I examined the documents, drawing on my background in molecular biology to decypher the test results for him. After doing a ton of digging around to understand the test, I found one thing to be very suspicious: While every research paper comparing recombinant-EPO dosed human's urine samples to un-dosed human urine controls showed a gradation between negative and positive human urine which was distinct from the purified rh-EPO protein control, Joey's sample looked almost exactly like the purified EPO control. It looked like the lab must have switched his sample with the control - it was that unbelievable.

It took a while for the implications of all of this to settle in. It wasn't until Joey asked me to fly to LA with him to observe the B-test as a scientific expert that it really became serious. He booked me a flight with his frequent flyer miles that he had accumulated by flying to bike races all over the US for the past several years. Ironic. I had the iPod on Death Cab for Cutie, and the lyrics "The hardest part is yet to come... when you will cross the country... alone" hit home. I was isolated with my thoughts which were a very personalized version of the usual debate when some cyclist comes up positive.

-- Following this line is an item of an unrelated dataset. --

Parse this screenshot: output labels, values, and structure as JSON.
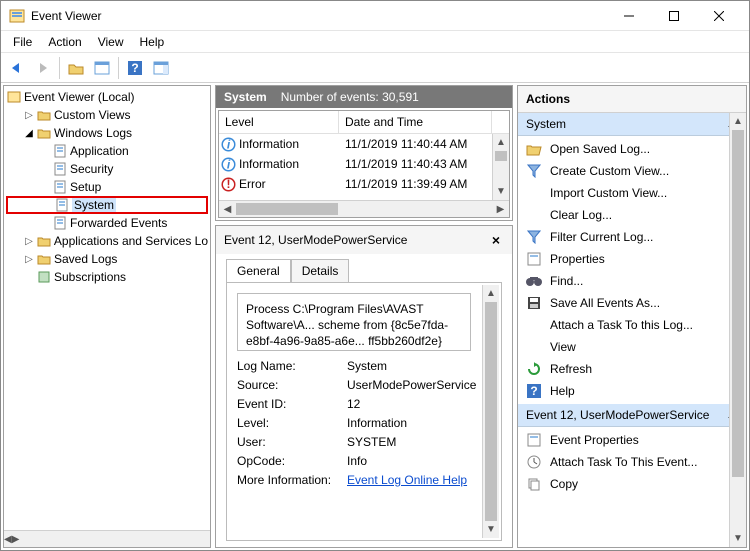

On the one hand, I believed his innocence: he'd been coaching me for nearly a year and had never, ever even remotely insinuated that I needed to take any products at all - hasn't even recommended any supplements aside from the Iron supplement my physician directed me to take. He hasn't suddenly become super-cyclist. His time trial and pursuit times have been remarkably consistent, showing small improvements from year to year, but nothing striking. Even the pursuit after which he gave the positive sample was a pretty good result, but nothing special considering Brad McGee could ride half a minute faster. Joey had never been anything except a really honest, intelligent and helpful friend to me - someone who coached me through some hard times without ever asking for anything in return. I just couldn't see him shooting EPO. But on the other hand, the scientist in me looked at the result and it looked pretty cut and dried - almost too much so.

We went to the lab, and it was less than inviting. As you wait to be escorted back to the lab, you are seated facing the door, upon which is a very ugly photo of another cyclist who famously tested positive and was banned for life. In very tiny letters under the photo was written something to the effect that if this person shows up that they aren't to be let in. I can say that I felt the atmosphere to be less one of justice, of innocent until proven guilty and more of "let's nail the scumbags!"; less of concern for the athlete's health and more a quest for fame and notoriety...

I observed part of the test, but can't say too much since USADA will not tell you up front that the test takes two full days to process and results aren't available until the third day. My flight back was already booked for the next day, so I couldn't stay to see the rest of the test. In fact, I'm not sure if we had stayed the entire time that we would have been able to get the results of the test anyhow. But, there is certainly a lot of room for error as the multitude of times the samples are transferred from tube to tube are tracked only by the scientist's scrawl on the side of the tube.

I was sure the B-test would come out different. I came back from LA to a first class letter from USADA congratulating me on my negative dope test, and I was sure everything would come back negative for Joey's B test as well.

Unfortunately, it didn't, as the world now knows...

I've had to wrestle with this fact, trying to reconcile the confirmed doping offense with the generous, caring, smart, honest and loyal human being that I know. It has raised painful doubts in me regarding the system of drug testing on one hand, and on the sport and the athletes involved on the other hand. I believe in my friend who asserts his innocence, but am steeling myself against all of the ugly comments that are going to be made about him, and I can guarantee that every one will hurt me as well. I can only remain loyal and know that in spite of this whole ordeal, I can continue to value the friendship of someone who has been nothing but a good person to me.


Copyright © 2002-2011 by Daily Peloton.
| contact us |